The Chilean national football team has had reasonable success at all major internation football tournaments. Controlled by the Federacion de Futbol de Chile, the team has appeared in 7 World Cup tournaments in all and has also hosted the tournament in 1962. A popular nickname of the team ‘La Roja’ has been associated with it since the early half of the 1980s.
Chile is one of the founding member nations of CONMEBOL, with the other three founder nations being Brazil, Uruguay and Argentina. This South American championship was later renamed to Copa America and is one of the most popular tournaments in South America. The Federacion de Futbol de Chile is itself nearly 114 years old.
The Chilean team’s football history goes back in other arenas as well, including the inaugural 1930 World Cup, of which Chile formed a part along with 12 other teams. They started the tournament well, beating France and Mexico, but lost out to Argentina, and thus a spot in the second round of the tournament. They did not fare any better in the 1950 World Cup, being eliminated in the first round itself, despite a spectacular 5-2 win against USA.

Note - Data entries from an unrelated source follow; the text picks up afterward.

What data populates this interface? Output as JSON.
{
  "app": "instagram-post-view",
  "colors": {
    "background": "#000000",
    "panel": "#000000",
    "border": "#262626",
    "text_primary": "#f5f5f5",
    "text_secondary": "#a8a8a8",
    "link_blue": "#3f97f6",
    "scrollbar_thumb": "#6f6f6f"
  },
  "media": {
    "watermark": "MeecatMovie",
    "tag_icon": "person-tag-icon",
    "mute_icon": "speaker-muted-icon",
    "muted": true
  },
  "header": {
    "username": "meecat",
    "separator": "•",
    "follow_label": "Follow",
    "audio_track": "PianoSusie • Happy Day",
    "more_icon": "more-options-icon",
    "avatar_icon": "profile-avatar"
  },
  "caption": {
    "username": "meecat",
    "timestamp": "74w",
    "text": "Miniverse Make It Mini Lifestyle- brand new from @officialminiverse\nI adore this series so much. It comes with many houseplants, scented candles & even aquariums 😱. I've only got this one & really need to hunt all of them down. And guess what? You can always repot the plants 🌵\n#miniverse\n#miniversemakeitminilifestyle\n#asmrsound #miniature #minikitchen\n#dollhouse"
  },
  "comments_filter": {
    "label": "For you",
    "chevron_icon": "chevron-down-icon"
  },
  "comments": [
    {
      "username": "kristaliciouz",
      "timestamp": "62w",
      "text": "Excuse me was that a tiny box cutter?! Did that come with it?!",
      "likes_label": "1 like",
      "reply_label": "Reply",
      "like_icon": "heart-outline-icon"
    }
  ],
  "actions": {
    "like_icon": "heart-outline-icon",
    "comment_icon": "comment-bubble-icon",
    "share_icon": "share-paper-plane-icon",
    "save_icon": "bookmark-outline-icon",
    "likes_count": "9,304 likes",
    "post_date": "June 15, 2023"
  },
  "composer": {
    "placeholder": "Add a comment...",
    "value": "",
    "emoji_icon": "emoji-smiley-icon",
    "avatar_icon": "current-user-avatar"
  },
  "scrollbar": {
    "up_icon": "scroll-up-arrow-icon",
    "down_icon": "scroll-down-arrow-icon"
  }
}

Chile appeared for the 1962 World Cup right after the Great Chilean Earthquake, which took place in 1960, and had the highest recorded magnitude on the Richter scale in world history, of 9.5. But this did not prevent Chile from hosting the World Cup tournament and they went on to win their first match against Switzerland. But the most memorable match was the Battle of Santiago, when Chile played against Italy, which they won 2-0. It is noted for the high level of intentional violence by team members against the opposing team, so much so that police protection was required to allow the teams to leave the field safely.
Chile bagged a third place finish in the 1962 FIFA World Cup, their best position in the tournament so far. Apart from this, Chile has also been the team to make a lot of historical first’s in the tournament, including the first player to miss a penalty kick in the World Cup, Guillermo Subiabre, in a match in 1930 and the first player to be sent off with a red card, in a 1974 match against West Germany.

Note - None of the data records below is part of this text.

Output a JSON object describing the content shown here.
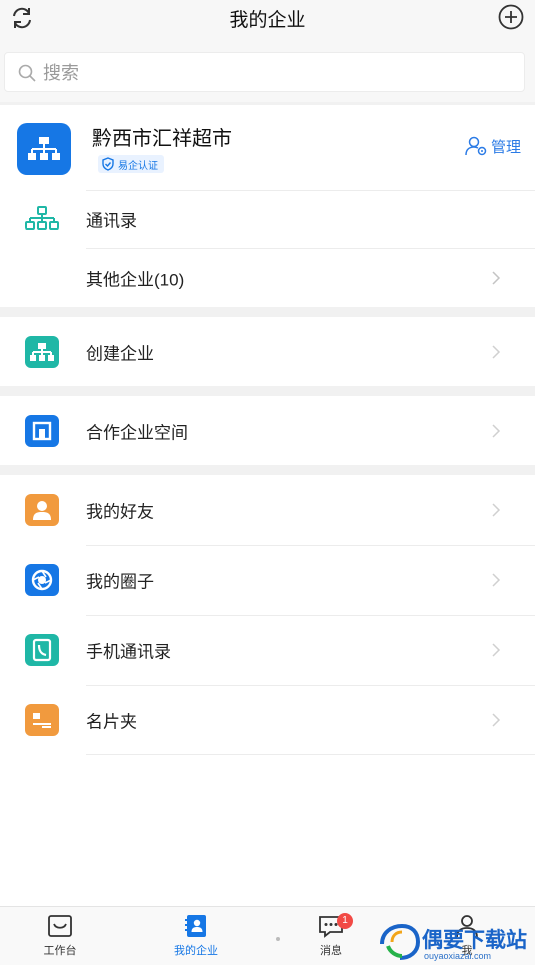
{
  "header": {
    "title": "我的企业"
  },
  "search": {
    "placeholder": "搜索"
  },
  "company": {
    "name": "黔西市汇祥超市",
    "badge": "易企认证",
    "manage_label": "管理"
  },
  "company_rows": [
    {
      "label": "通讯录"
    },
    {
      "label": "其他企业(10)"
    }
  ],
  "create": {
    "label": "创建企业"
  },
  "coop": {
    "label": "合作企业空间"
  },
  "social_rows": [
    {
      "label": "我的好友"
    },
    {
      "label": "我的圈子"
    },
    {
      "label": "手机通讯录"
    },
    {
      "label": "名片夹"
    }
  ],
  "tabbar": {
    "tabs": [
      {
        "label": "工作台"
      },
      {
        "label": "我的企业"
      },
      {
        "label": "消息",
        "badge": "1"
      },
      {
        "label": "我"
      }
    ]
  },
  "watermark": {
    "title": "偶要下载站",
    "sub": "ouyaoxiazai.com"
  },
  "colors": {
    "accent": "#1677e5",
    "teal": "#1fb7a6",
    "orange": "#f19a3e",
    "badge_red": "#f24a45"
  }
}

Chile’s qualification for the 1974 FIFA World Cup was controversial, as USSR refused to play the second leg of the tournament in Estadio Nacional, in Santiago, as it had been previously used as a concentration camp by Pinochet, the military dictator. After FIFA refused to comply with the demands of USSR, Chile scored against an unguarded USSR and went on to qualify for the tournament. The were eventually eliminated after a draw with Australia.
But the biggest scandal for Chile came in September, 1989, when during the 1990 FIFA World Cup qualifying macth at Maracana, against Brazil, Chilean goalkeeper, Roberto Rojas fell down, apparently injured by a firecracker thrown from the stands. The Chileans refused to continue play, claiming that the pitch was unsafe. But after FIFA inspected the video footage of the incident it was found that the firecracker had not even come close to Rojas, who had clearly feigned the injury. This resulted in FIFA forfeiting the game to Brazil, and Chile was banned from the qualifier matches for the 1994 FIFA World Cup. Rojas was banned from the tournament for life, and only received amnesty in 2001.

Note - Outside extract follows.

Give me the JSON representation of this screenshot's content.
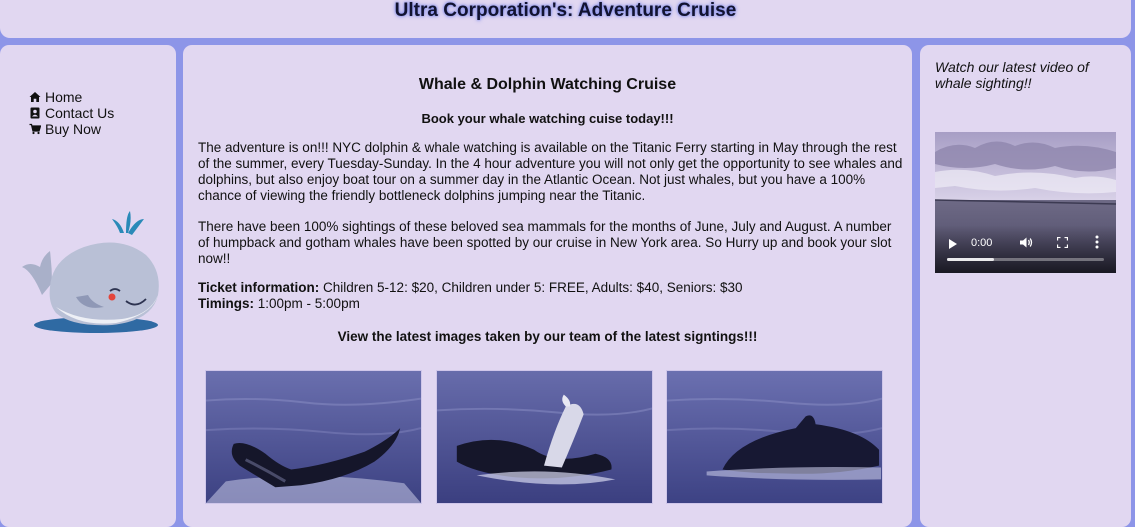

Chile qualified for the 2010 World Cup, and went on to beat Honduras and Switzerland. Despite losing to Spain, Chile qualified for the Round of 16, where they met Brazil. Brazil beat Chile by 3 goals to nil, sealing their world cup campaign shut.
Meanwhile, in the Olympic football tournament, Chile has had to contend with a Bronze medal win at the 2000 Sydney Olympics Games, as its best performance to date. Bronze Medals were also won by the Chilean Under-17 team, in the U-17 World Cup, as well as the Under-20 World Cup held in Japan and Canada respectively.
Some notable Chilean players in the country’s football history include Guillermo Subiabre, George Robledo, Marcelo Salas, Sergio Livingstone, Leonel Sanchez, Carlos Caszley and Enrique Hormazabal, amongst many others.